A former government official in far-western Kentucky has pleaded guilty to federal fraud charges, while the county’s Judge-Executive awaits trial.
Former Ballard County treasurer Belinda Foster entered a guilty plea Tuesday to one count of bank fraud and four counts of wire fraud in Paducah’s United States District Court.
U.S. Attorney John Kuhn says Foster’s fraud scheme began in April 2014 and involved obtaining some $450,000 dollars in bank loans using $500,000 County Certificates of Deposit as collateral, without authorization from the fiscal court. These loans were concealed in accounting records as ‘payroll tax.’
Kuhn says this was done at the discretion of Viniard, who also faces fraud charges.
From the USDC press release:
In April 2014, Viniard subsequently secured a $300,000 loan from First Community Bank in Wickliffe, Kentucky, using a Ballard County Certificate of Deposit valued at approximately $500,000 as collateral. In June 2014, Viniard and Foster obtained another loan, as co-signers, again from First Community Bank in the amount of $150,000 and again used the same CD as collateral.

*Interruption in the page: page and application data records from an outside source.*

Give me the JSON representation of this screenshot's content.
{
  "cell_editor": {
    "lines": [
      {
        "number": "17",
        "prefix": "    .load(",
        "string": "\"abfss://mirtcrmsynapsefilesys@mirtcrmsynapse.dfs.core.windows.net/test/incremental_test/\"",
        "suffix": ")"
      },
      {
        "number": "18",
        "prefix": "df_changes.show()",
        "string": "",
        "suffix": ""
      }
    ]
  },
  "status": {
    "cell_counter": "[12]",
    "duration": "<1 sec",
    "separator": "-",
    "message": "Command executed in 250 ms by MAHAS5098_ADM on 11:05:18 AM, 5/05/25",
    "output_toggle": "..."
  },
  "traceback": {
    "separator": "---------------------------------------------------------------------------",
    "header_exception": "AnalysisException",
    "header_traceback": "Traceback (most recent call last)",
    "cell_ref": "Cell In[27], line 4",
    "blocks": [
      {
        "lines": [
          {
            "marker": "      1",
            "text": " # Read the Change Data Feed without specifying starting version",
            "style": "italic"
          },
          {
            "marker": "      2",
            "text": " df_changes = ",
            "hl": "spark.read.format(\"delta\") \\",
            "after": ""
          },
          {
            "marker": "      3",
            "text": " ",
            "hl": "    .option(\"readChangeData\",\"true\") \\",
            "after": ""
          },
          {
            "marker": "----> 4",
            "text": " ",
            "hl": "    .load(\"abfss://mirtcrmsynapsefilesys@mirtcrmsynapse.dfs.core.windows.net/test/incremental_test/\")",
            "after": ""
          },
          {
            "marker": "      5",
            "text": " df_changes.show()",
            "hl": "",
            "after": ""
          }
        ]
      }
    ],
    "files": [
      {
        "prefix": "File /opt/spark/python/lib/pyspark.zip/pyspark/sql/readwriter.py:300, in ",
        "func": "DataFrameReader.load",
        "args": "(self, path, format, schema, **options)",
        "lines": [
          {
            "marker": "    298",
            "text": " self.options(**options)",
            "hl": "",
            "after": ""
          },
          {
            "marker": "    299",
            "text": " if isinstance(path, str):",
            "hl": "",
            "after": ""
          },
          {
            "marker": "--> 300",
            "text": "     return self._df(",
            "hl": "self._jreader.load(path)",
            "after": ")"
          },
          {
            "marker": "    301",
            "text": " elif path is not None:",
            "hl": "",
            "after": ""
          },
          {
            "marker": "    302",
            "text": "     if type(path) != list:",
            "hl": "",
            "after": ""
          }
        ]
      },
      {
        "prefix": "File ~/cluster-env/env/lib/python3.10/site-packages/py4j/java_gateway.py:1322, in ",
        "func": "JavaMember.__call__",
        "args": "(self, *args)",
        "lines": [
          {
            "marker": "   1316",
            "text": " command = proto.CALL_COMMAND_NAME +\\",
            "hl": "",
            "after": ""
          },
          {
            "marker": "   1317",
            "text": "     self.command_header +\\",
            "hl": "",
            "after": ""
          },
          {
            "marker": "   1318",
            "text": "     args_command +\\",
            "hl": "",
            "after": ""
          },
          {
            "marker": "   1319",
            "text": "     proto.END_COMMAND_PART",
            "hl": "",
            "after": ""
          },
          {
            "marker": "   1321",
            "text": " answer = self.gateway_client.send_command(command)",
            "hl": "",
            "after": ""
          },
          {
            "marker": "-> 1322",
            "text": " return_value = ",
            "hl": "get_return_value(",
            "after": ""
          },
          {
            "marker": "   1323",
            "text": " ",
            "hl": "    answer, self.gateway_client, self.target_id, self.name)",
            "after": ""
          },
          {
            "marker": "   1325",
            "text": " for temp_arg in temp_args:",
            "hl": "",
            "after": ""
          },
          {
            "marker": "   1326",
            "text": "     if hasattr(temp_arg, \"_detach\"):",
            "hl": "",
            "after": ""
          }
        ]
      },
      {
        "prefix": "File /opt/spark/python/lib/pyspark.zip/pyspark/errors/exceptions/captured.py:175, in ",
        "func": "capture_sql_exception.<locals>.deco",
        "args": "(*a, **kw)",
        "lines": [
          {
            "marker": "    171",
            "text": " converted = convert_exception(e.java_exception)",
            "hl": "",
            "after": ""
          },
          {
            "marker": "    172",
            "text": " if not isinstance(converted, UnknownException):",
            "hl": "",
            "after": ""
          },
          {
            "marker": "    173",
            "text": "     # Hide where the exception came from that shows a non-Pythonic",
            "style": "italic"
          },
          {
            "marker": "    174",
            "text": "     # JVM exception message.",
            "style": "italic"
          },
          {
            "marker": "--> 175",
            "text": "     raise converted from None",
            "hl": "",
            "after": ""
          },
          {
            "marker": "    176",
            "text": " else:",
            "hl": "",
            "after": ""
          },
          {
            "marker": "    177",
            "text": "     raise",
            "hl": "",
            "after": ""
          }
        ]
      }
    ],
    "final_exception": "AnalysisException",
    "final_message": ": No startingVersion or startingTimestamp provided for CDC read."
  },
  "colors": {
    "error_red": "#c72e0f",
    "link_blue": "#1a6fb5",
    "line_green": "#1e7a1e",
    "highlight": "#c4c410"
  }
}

After receiving the funds from the two loans, Foster was required, by Kentucky Statute, to account for this income on the Ballard County financial and accounting records and report these loans to the Kentucky Department for Local Government. However, Foster, in order to conceal the loans, and at the direction of Viniard, never reported these loans to the state government and intentionally labeled $350,000 from the loans as “payroll tax” instead of accounting for the income as loan proceeds while wiring the remaining $100,000 across interstate lines from First Community Bank in Wickliffe, Kentucky to Huntington National Bank in Columbus, Ohio – not accounting for that amount at all.
Prior to obtaining the two loans, neither Viniard or Foster ever made the Ballard County Fiscal Court aware of these loans nor did Viniard or Foster make the Ballard County Fiscal Court aware that a $500,000 CD was pledged as collateral for the loans. Furthermore, neither Viniard or Foster informed First Community Bank that Viniard had not requested or obtained authority from the Ballard County Fiscal Court to apply for the loans.
Foster also admitted to dispersing at least $27,000 in fraudulent medical reimbursement payments to herself.
If tried and convicted, Foster could have been sentenced to a combined maximum prison term of 110 years and a $2,000,000 fine. But with her plea, prosecutors asked Senior Judge Thomas Russell to give Foster the lowest sentence.
She is scheduled for sentencing before Judge Russell in Paducah, April 21st, 2017.
Conferencing in Viniard’s case will continue in February.
The case is being prosecuted by Assistant United States Attorney Nute Bonner and is being investigated by the Kentucky Attorney General’s Office and the FBI.